As a followup to the post about the Great American Backyard Campout on June 25th, I thought I’d share the great backyard camping experience I had with my son this past weekend… I’ve been looking forward to this pretty much since my son was born, but mostly this last year now that he’s old enough to really enjoy the experience.

Here are a couple of lists that may help you with your backyard camping experience. Keep in mind that these were made with a 3 or 4 year old in mind and will likely change depending on the number of people involved and their ages.


  • Tent, sleeping bags & pillows
  • Light/lantern
  • Fire pit & wood (check local laws)
  • Cooler or ice chest for food & drinks
  • Hot dogs, buns & condiments
  • Smores: graham crackers, chocolate & marshmallows
  • Things to keep the kid(s) busy!

Fun things to do:

  • Be a botanist – collect leaves from at least 10 different plants. (Optional: explain species & create a scrap book)
  • Have a scavenger hunt – search the yard for things you’ll need (sticks for marshmallows, food, etc.) or other prizes your child will enjoy
  • Be an astronomer – identify constellations and planets. (the Google Sky Map app for your smart phone is helpful, but you may prefer to go gadget-free)
  • Tell stories (save the ghost stories for the older kids)
Marshmallows for Smores!

Marshmallows for Smores!

Things to remember:

  • Kids may need more layers to stay warm at night
  • Respect your neighbors and be quiet during later hours
  • Check local laws regarding outdoor fires
  • Give yourself plenty of time to recover (that soft grass isn’t that soft after a night’s sleep)

So, what did I take away from this experience?
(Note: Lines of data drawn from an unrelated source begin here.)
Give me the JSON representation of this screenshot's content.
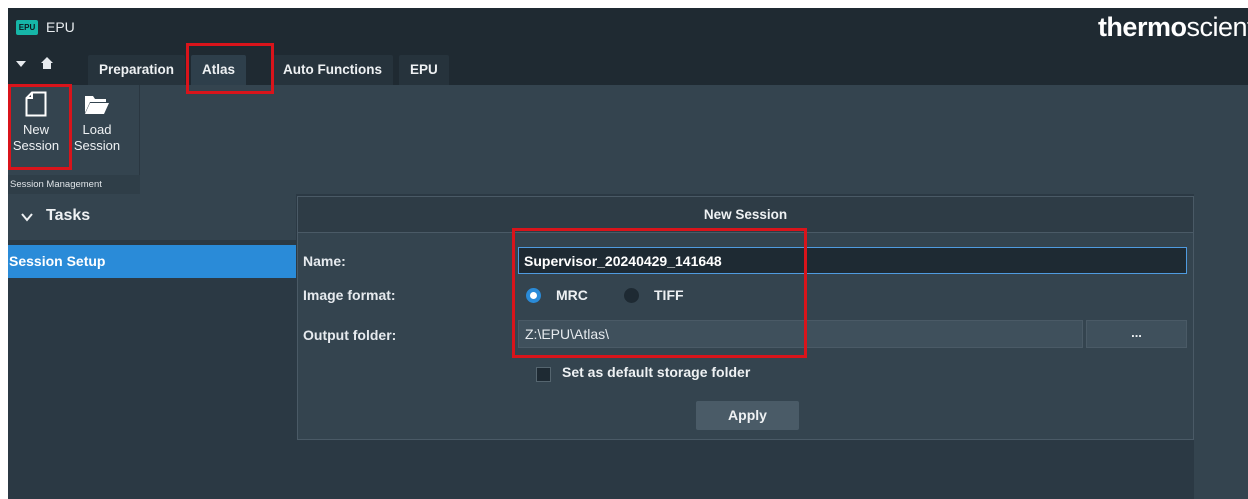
{
  "app": {
    "logo_text": "EPU",
    "title": "EPU",
    "brand_bold": "thermo",
    "brand_light": "scient"
  },
  "tabs": [
    {
      "label": "Preparation",
      "active": false
    },
    {
      "label": "Atlas",
      "active": true
    },
    {
      "label": "Auto Functions",
      "active": false
    },
    {
      "label": "EPU",
      "active": false
    }
  ],
  "ribbon": {
    "new_session_line1": "New",
    "new_session_line2": "Session",
    "load_session_line1": "Load",
    "load_session_line2": "Session",
    "group_label": "Session Management"
  },
  "tasks": {
    "title": "Tasks",
    "items": [
      {
        "label": "Session Setup",
        "selected": true
      }
    ]
  },
  "new_session_panel": {
    "title": "New Session",
    "name_label": "Name:",
    "name_value": "Supervisor_20240429_141648",
    "image_format_label": "Image format:",
    "format_options": [
      {
        "label": "MRC",
        "checked": true
      },
      {
        "label": "TIFF",
        "checked": false
      }
    ],
    "output_folder_label": "Output folder:",
    "output_folder_value": "Z:\\EPU\\Atlas\\",
    "browse_label": "...",
    "default_folder_label": "Set as default storage folder",
    "default_folder_checked": false,
    "apply_label": "Apply"
  },
  "colors": {
    "accent": "#2a8bd8",
    "highlight": "#d9141b",
    "background": "#2b3944",
    "brand_teal": "#16b6a8"
  }
}
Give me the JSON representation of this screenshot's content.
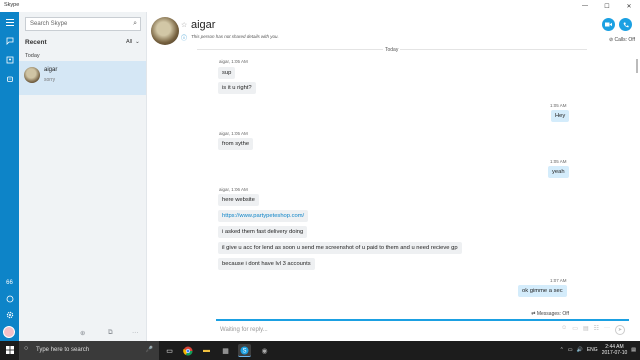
{
  "window": {
    "title": "Skype",
    "min": "—",
    "max": "☐",
    "close": "✕"
  },
  "rail": {
    "icons": [
      "menu-icon",
      "chat-icon",
      "contacts-icon",
      "bot-icon",
      "dialpad-icon",
      "help-icon",
      "settings-icon"
    ],
    "credit_label": "66"
  },
  "sidebar": {
    "search_placeholder": "Search Skype",
    "recent_label": "Recent",
    "filter_label": "All",
    "section_today": "Today",
    "conversations": [
      {
        "name": "aigar",
        "status": "sorry"
      }
    ]
  },
  "header": {
    "name": "aigar",
    "subtitle": "This person has not shared details with you.",
    "calls_status": "Calls: Off"
  },
  "chat": {
    "day_separator": "Today",
    "messages": [
      {
        "dir": "in",
        "meta": "aigar, 1:05 AM",
        "text": "sup"
      },
      {
        "dir": "in",
        "text": "is it u right?"
      },
      {
        "dir": "out",
        "meta": "1:05 AM",
        "text": "Hey"
      },
      {
        "dir": "in",
        "meta": "aigar, 1:05 AM",
        "text": "from sythe"
      },
      {
        "dir": "out",
        "meta": "1:05 AM",
        "text": "yeah"
      },
      {
        "dir": "in",
        "meta": "aigar, 1:06 AM",
        "text": "here website"
      },
      {
        "dir": "in",
        "text": "https://www.partypeteshop.com/",
        "link": true
      },
      {
        "dir": "in",
        "text": "i asked them fast delivery doing"
      },
      {
        "dir": "in",
        "text": "il give u acc for lend as soon u send me screenshot of u paid to them and u need recieve gp"
      },
      {
        "dir": "in",
        "text": "because i dont have lvl 3 accounts"
      },
      {
        "dir": "out",
        "meta": "1:07 AM",
        "text": "ok gimme a sec"
      }
    ],
    "messages_status": "Messages: Off"
  },
  "composer": {
    "placeholder": "Waiting for reply..."
  },
  "taskbar": {
    "search_placeholder": "Type here to search",
    "tray_lang": "ENG",
    "time": "2:44 AM",
    "date": "2017-07-10"
  }
}
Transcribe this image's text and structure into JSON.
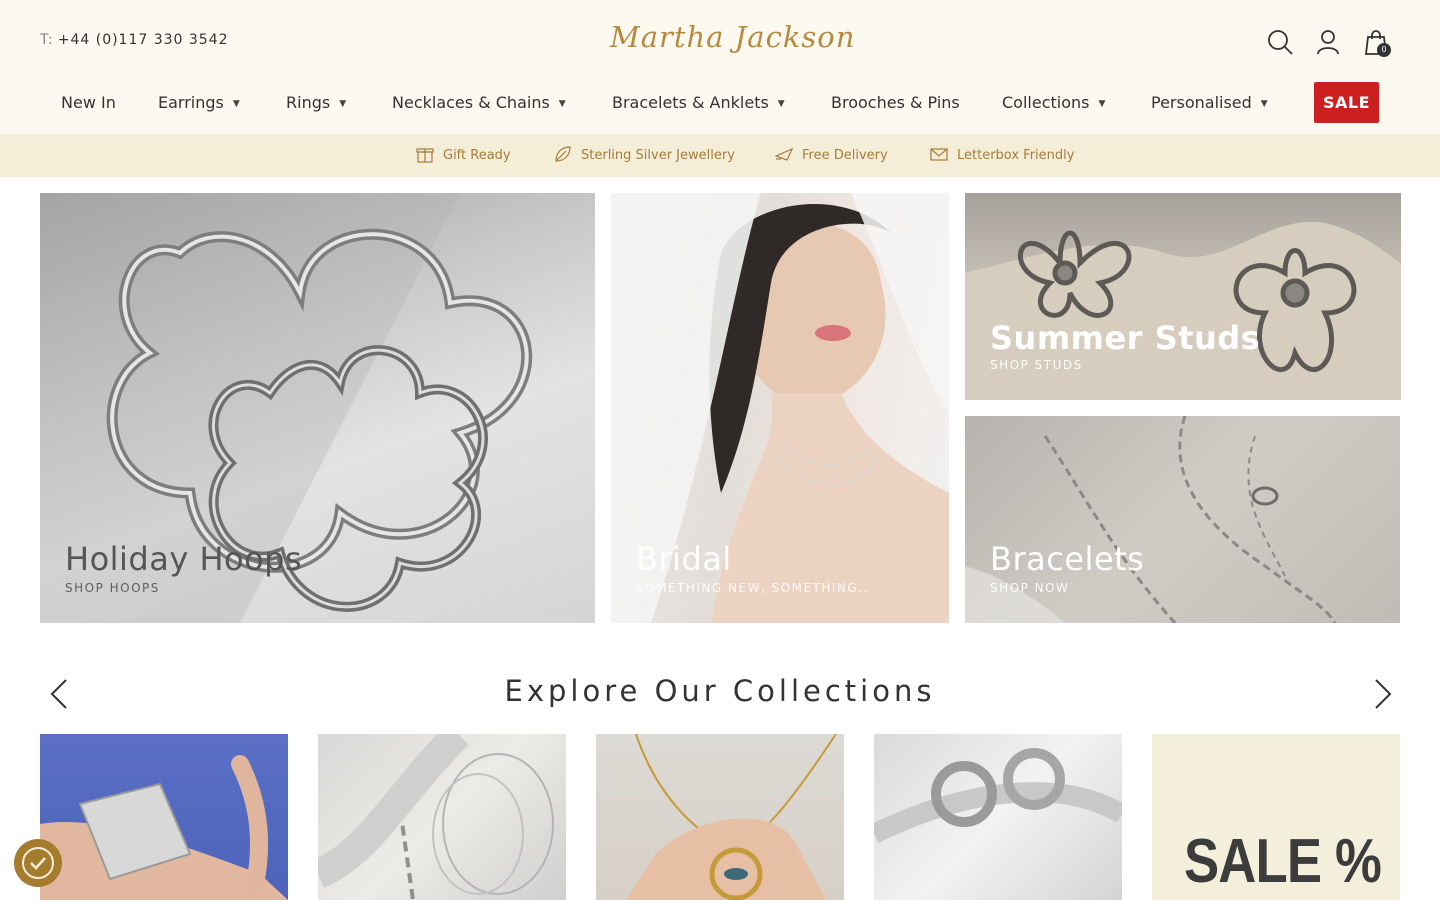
{
  "header": {
    "phone_label": "T:",
    "phone": "+44 (0)117 330 3542",
    "logo": "Martha Jackson",
    "icons": [
      "search-icon",
      "account-icon",
      "cart-icon"
    ],
    "cart_count": "0"
  },
  "nav": {
    "items": [
      {
        "label": "New In",
        "dropdown": false
      },
      {
        "label": "Earrings",
        "dropdown": true
      },
      {
        "label": "Rings",
        "dropdown": true
      },
      {
        "label": "Necklaces & Chains",
        "dropdown": true
      },
      {
        "label": "Bracelets & Anklets",
        "dropdown": true
      },
      {
        "label": "Brooches & Pins",
        "dropdown": false
      },
      {
        "label": "Collections",
        "dropdown": true
      },
      {
        "label": "Personalised",
        "dropdown": true
      }
    ],
    "caret": "▼",
    "sale_label": "SALE",
    "sale_color": "#cc1f1f"
  },
  "usp": {
    "items": [
      {
        "icon": "gift-icon",
        "label": "Gift Ready"
      },
      {
        "icon": "leaf-icon",
        "label": "Sterling Silver Jewellery"
      },
      {
        "icon": "delivery-icon",
        "label": "Free Delivery"
      },
      {
        "icon": "envelope-icon",
        "label": "Letterbox Friendly"
      }
    ],
    "text_color": "#a57c3a",
    "background": "#f4eed8"
  },
  "hero": [
    {
      "title": "Holiday Hoops",
      "subtitle": "SHOP HOOPS"
    },
    {
      "title": "Bridal",
      "subtitle": "SOMETHING NEW, SOMETHING.."
    },
    {
      "title": "Summer Studs",
      "subtitle": "SHOP STUDS"
    },
    {
      "title": "Bracelets",
      "subtitle": "SHOP NOW"
    }
  ],
  "collections": {
    "title": "Explore Our Collections",
    "sale_tile_text": "SALE %"
  },
  "colors": {
    "header_bg": "#fbf9f0",
    "brand_gold": "#b78a3e",
    "accessibility_button": "#a57c2e"
  }
}
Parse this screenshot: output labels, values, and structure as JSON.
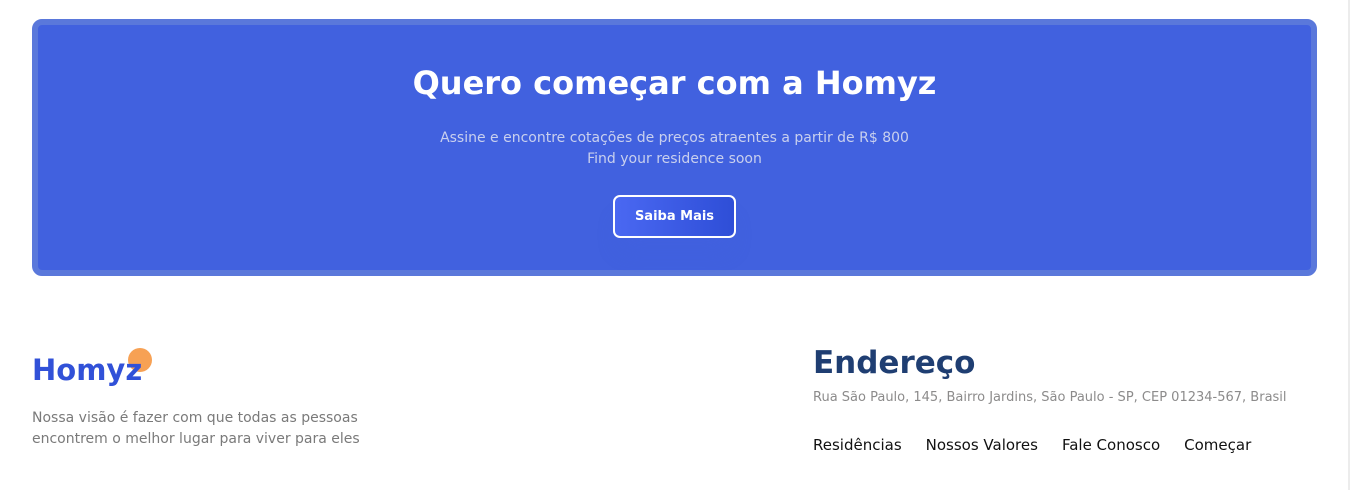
{
  "banner": {
    "title": "Quero começar com a Homyz",
    "subtitle_line1": "Assine e encontre cotações de preços atraentes a partir de R$ 800",
    "subtitle_line2": "Find your residence soon",
    "button_label": "Saiba Mais"
  },
  "footer": {
    "logo_text": "Homyz",
    "vision_text": "Nossa visão é fazer com que todas as pessoas encontrem o melhor lugar para viver para eles",
    "address_title": "Endereço",
    "address_text": "Rua São Paulo, 145, Bairro Jardins, São Paulo - SP, CEP 01234-567, Brasil",
    "nav": [
      {
        "label": "Residências"
      },
      {
        "label": "Nossos Valores"
      },
      {
        "label": "Fale Conosco"
      },
      {
        "label": "Começar"
      }
    ]
  },
  "colors": {
    "banner_bg": "#4161df",
    "banner_border": "#5a78db",
    "logo_blue": "#3151d8",
    "logo_dot": "#f7a154",
    "heading_navy": "#1f3e72"
  }
}
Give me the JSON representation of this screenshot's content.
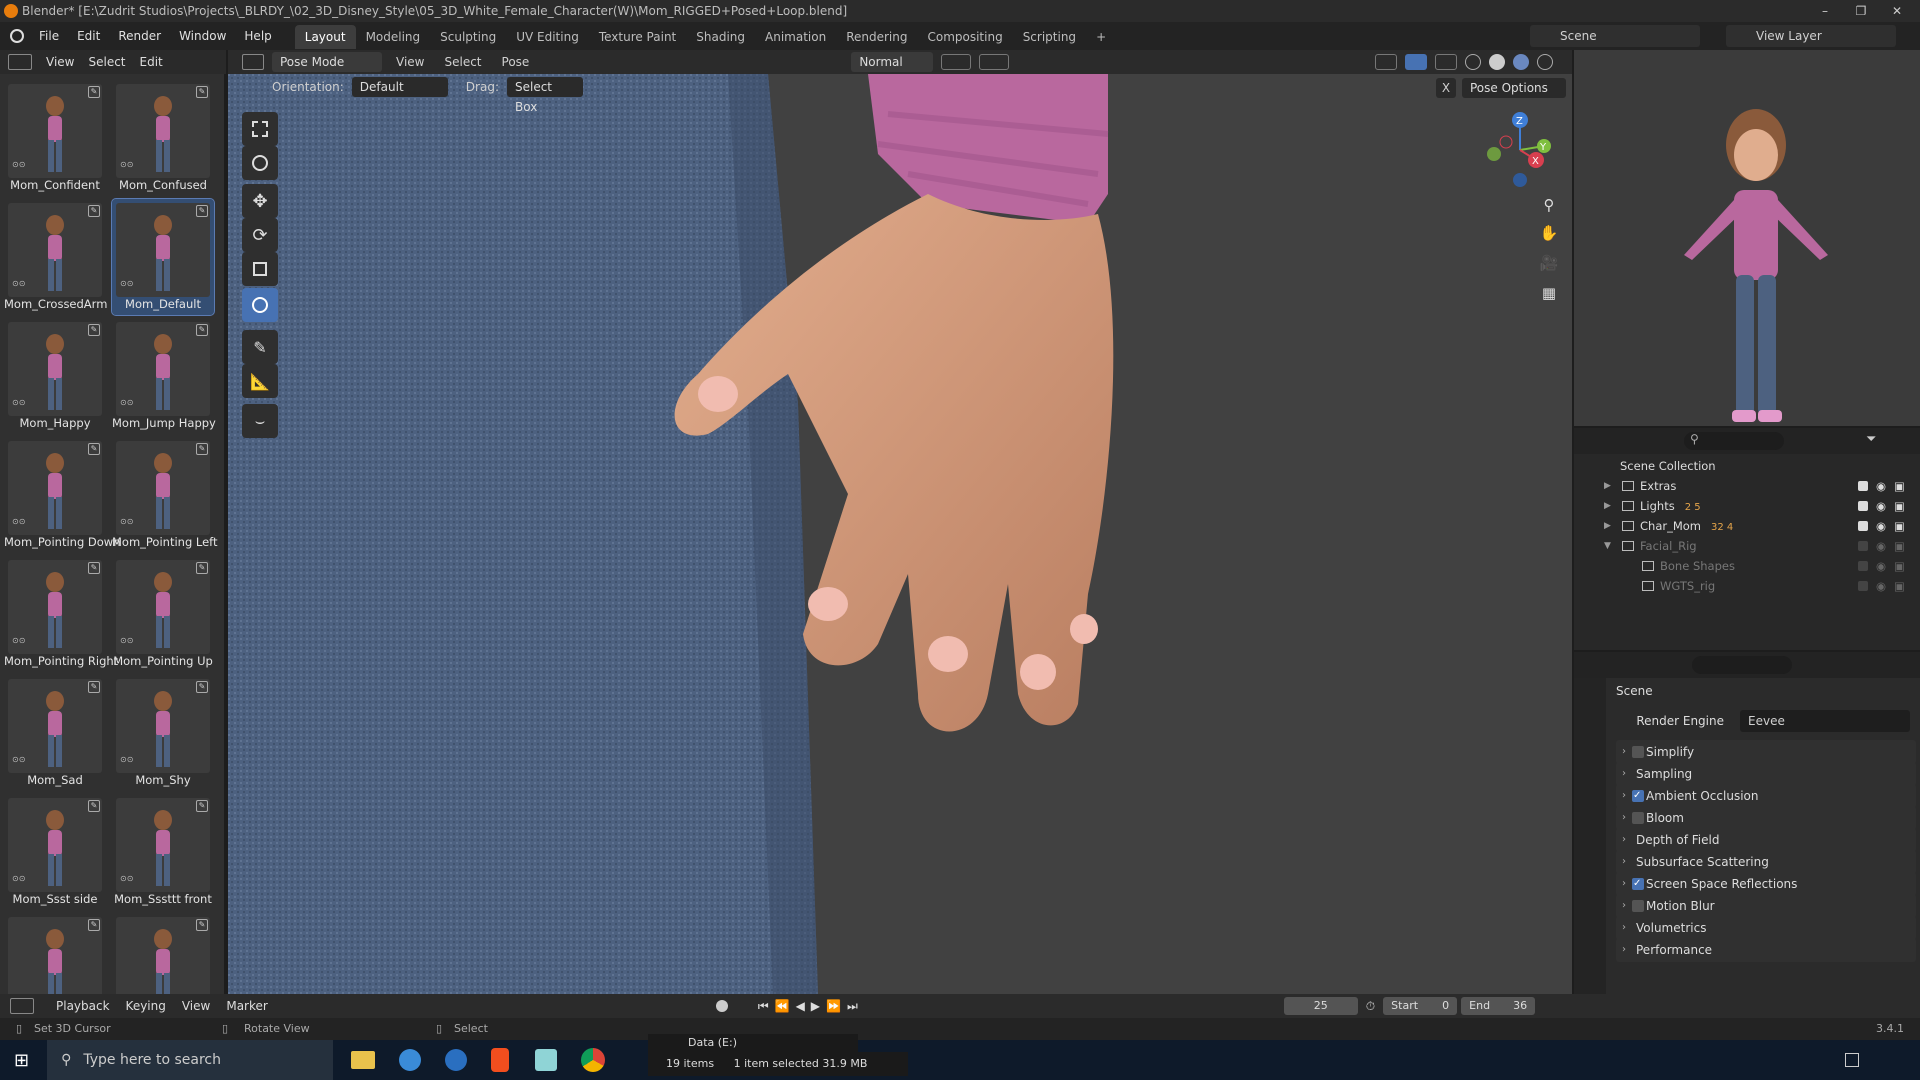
{
  "window": {
    "title": "Blender* [E:\\Zudrit Studios\\Projects\\_BLRDY_\\02_3D_Disney_Style\\05_3D_White_Female_Character(W)\\Mom_RIGGED+Posed+Loop.blend]",
    "minimize": "–",
    "maximize": "❐",
    "close": "✕"
  },
  "menubar": {
    "menus": [
      "File",
      "Edit",
      "Render",
      "Window",
      "Help"
    ],
    "workspaces": [
      "Layout",
      "Modeling",
      "Sculpting",
      "UV Editing",
      "Texture Paint",
      "Shading",
      "Animation",
      "Rendering",
      "Compositing",
      "Scripting"
    ],
    "add_workspace": "+",
    "scene_label": "Scene",
    "view_layer_label": "View Layer"
  },
  "asset_library": {
    "header_items": [
      "View",
      "Select",
      "Edit"
    ],
    "tiles": [
      {
        "label": "Mom_Confident"
      },
      {
        "label": "Mom_Confused"
      },
      {
        "label": "Mom_CrossedArm"
      },
      {
        "label": "Mom_Default"
      },
      {
        "label": "Mom_Happy"
      },
      {
        "label": "Mom_Jump Happy"
      },
      {
        "label": "Mom_Pointing Down"
      },
      {
        "label": "Mom_Pointing Left"
      },
      {
        "label": "Mom_Pointing Right"
      },
      {
        "label": "Mom_Pointing Up"
      },
      {
        "label": "Mom_Sad"
      },
      {
        "label": "Mom_Shy"
      },
      {
        "label": "Mom_Ssst side"
      },
      {
        "label": "Mom_Sssttt front"
      },
      {
        "label": ""
      },
      {
        "label": ""
      }
    ],
    "selected_index": 3
  },
  "viewport": {
    "mode": "Pose Mode",
    "header_menus": [
      "View",
      "Select",
      "Pose"
    ],
    "transform_orientation": "Normal",
    "orientation_label": "Orientation:",
    "orientation_value": "Default",
    "drag_label": "Drag:",
    "drag_value": "Select Box",
    "pose_options": "Pose Options",
    "x_label": "X",
    "gizmo": {
      "x": "X",
      "y": "Y",
      "z": "Z"
    }
  },
  "outliner": {
    "root": "Scene Collection",
    "rows": [
      {
        "label": "Extras",
        "dim": false,
        "counts": ""
      },
      {
        "label": "Lights",
        "dim": false,
        "counts": "2  5"
      },
      {
        "label": "Char_Mom",
        "dim": false,
        "counts": "32   4"
      },
      {
        "label": "Facial_Rig",
        "dim": true,
        "counts": ""
      },
      {
        "label": "Bone Shapes",
        "dim": true,
        "counts": ""
      },
      {
        "label": "WGTS_rig",
        "dim": true,
        "counts": ""
      }
    ]
  },
  "properties": {
    "scene_label": "Scene",
    "render_engine_label": "Render Engine",
    "render_engine_value": "Eevee",
    "sections": [
      {
        "label": "Simplify",
        "checkbox": true,
        "checked": false
      },
      {
        "label": "Sampling",
        "checkbox": false,
        "checked": false
      },
      {
        "label": "Ambient Occlusion",
        "checkbox": true,
        "checked": true
      },
      {
        "label": "Bloom",
        "checkbox": true,
        "checked": false
      },
      {
        "label": "Depth of Field",
        "checkbox": false,
        "checked": false
      },
      {
        "label": "Subsurface Scattering",
        "checkbox": false,
        "checked": false
      },
      {
        "label": "Screen Space Reflections",
        "checkbox": true,
        "checked": true
      },
      {
        "label": "Motion Blur",
        "checkbox": true,
        "checked": false
      },
      {
        "label": "Volumetrics",
        "checkbox": false,
        "checked": false
      },
      {
        "label": "Performance",
        "checkbox": false,
        "checked": false
      }
    ]
  },
  "timeline": {
    "menus": [
      "Playback",
      "Keying",
      "View",
      "Marker"
    ],
    "current_frame": "25",
    "start_label": "Start",
    "start_value": "0",
    "end_label": "End",
    "end_value": "36",
    "version": "3.4.1"
  },
  "statusbar": {
    "hint1": "Set 3D Cursor",
    "hint2": "Rotate View",
    "hint3": "Select",
    "drive": "Data (E:)",
    "items": "19 items",
    "selected": "1 item selected  31.9 MB"
  },
  "taskbar": {
    "search_placeholder": "Type here to search"
  },
  "colors": {
    "accent": "#4772b3",
    "skin": "#d89e7c",
    "jeans": "#4d6180",
    "sweater": "#b9689e"
  }
}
I can’t wait to do it again! The best thing I did was plan this out in advance, so everything went smoothly. That’s not always possible with a young child and an exciting new experience. It’s also great practice for when it’s time to go on a real camping trip. The kids will be more familiar and less anxious about sleeping outdoors and being away from their creature comforts.